It’s rather difficult to come to the defence of the government these days, and it seems that the PTI administration is keen to make it impossible. In the middle of the IMF talks, and a few days after spirited, affronted denials, and also just a few days after PEMRA took notice of a news story saying that Finance Minister Asad Umar would be losing his portfolio — lo and behold, Asad Umar announced he would be leaving his portfolio.

While this announcement was a long time coming, Asad Umar couldn’t have acted with more grace. He refused any other ministries and vowed to continue to support the Prime Minister’s vision of Naya Pakistan.

Presumably, since the rumours (and denials) started many many days ago — and also since it was at the Prime Minister’s insistence that Asad Umar left the ministry — and yet again, since this was in the middle of the IMF talks; a reasonable expectation was the immediate announcement of the new Finance Ministers name. Not so.

What followed was hours of speculation, and one regret after another, as famous and respected names begged leave from heading the beleaguered ship that is Pakistan’s economy. As yet no name has been confirmed by the government, although Dr Hafeez Sheikh has been appointed advisor on finance

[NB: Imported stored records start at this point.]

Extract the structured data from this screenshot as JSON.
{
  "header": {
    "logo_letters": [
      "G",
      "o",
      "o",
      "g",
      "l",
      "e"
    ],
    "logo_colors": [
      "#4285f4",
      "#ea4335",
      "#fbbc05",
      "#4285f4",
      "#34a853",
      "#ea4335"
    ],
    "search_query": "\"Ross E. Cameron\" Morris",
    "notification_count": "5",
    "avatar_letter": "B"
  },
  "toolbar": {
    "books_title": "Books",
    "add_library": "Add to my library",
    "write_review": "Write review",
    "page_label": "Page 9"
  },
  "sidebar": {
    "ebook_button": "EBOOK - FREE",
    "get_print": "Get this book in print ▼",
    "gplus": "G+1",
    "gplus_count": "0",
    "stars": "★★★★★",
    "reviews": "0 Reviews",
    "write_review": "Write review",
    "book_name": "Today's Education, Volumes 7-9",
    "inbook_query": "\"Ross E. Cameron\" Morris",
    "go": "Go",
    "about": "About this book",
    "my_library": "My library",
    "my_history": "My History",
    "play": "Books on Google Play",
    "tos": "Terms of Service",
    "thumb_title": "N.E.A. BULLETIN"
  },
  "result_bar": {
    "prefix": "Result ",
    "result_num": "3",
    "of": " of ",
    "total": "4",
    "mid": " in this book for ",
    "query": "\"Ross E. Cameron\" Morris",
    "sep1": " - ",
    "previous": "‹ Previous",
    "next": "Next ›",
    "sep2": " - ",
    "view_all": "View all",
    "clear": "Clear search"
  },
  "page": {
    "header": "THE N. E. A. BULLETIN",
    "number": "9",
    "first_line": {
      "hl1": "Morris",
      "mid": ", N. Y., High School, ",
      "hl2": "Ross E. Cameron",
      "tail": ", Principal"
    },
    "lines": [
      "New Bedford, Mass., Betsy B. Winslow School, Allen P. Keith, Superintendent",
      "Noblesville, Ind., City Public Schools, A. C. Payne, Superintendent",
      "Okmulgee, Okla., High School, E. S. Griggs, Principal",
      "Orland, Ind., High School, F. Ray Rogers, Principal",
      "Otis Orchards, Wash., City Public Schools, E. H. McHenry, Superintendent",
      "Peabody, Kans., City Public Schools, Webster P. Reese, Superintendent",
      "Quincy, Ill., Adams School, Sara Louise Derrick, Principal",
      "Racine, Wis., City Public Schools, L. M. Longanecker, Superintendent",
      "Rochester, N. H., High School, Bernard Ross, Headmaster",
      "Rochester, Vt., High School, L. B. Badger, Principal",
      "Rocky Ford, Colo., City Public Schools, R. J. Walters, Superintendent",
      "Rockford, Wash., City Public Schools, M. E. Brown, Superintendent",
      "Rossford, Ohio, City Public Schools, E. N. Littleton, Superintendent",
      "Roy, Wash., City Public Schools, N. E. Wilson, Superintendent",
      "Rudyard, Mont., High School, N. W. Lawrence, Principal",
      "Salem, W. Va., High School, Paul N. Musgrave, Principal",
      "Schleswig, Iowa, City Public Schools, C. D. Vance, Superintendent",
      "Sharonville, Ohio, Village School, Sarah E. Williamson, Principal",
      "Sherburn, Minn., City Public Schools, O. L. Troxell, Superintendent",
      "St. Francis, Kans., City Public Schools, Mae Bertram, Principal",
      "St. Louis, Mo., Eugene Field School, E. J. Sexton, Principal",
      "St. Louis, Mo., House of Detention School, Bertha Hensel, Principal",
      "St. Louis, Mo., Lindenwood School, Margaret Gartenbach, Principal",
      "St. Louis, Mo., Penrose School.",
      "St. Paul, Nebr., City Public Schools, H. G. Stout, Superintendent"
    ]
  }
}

Surely after eight months of being told that the catastrophic financial crunch, caused by the PTI government’s policies, was inevitable and would have to be borne out; it is a fair question whether the government itself now believes that to be true.

It seems as though with no economic policy, no finance minister, no planning, and no shame of contradicting oneself every few days; we the citizens of Pakistan are in for a hair raising ride.

Surely, as the saying goes, the road to bad places is paved with good intentions. Might it be the case, that with all of the best intentions at the very top of the government — and only at the very top — we have to sacrifice this good feeling for the sake of the country, and its future? It might seem like a twisted argument, but when good intentions don’t deliver results, the fate of a country of 200 million persons has to be reconsidered. Good intentions won’t feed and clothe them, or get them jobs. The PTI government needs to deliver results, and soon. If they can’t, despite their win in the election, they have no place guiding the future of 200 million people.